◆ **EXERCISE BRIEF**:
The answer must consist of every line from the entries that holds the word "icon".

◆ **EXTRACTED INFORMATION**:
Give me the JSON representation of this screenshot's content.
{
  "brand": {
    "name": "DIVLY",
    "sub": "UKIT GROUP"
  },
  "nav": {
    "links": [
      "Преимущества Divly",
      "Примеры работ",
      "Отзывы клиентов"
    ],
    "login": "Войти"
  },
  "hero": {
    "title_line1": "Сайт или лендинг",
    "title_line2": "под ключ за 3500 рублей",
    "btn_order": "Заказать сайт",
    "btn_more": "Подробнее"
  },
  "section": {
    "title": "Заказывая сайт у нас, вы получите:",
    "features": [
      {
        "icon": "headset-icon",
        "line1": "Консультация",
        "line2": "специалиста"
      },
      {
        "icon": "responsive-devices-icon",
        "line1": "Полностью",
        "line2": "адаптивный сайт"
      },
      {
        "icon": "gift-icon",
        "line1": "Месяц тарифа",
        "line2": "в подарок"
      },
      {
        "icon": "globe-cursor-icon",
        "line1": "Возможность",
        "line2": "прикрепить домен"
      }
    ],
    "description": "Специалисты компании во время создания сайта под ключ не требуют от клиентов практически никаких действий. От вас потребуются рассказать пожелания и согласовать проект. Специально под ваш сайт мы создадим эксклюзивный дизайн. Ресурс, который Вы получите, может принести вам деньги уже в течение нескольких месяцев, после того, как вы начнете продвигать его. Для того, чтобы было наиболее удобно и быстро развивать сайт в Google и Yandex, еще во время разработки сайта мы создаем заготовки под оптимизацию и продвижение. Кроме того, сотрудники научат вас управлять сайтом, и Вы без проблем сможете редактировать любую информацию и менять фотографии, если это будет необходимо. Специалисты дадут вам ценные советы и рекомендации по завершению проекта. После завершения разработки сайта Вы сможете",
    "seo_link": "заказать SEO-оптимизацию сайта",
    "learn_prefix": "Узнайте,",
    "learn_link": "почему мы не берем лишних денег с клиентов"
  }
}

◆ **FINAL ANSWER**:
        "icon": "headset-icon",
        "icon": "responsive-devices-icon",
        "icon": "gift-icon",
        "icon": "globe-cursor-icon",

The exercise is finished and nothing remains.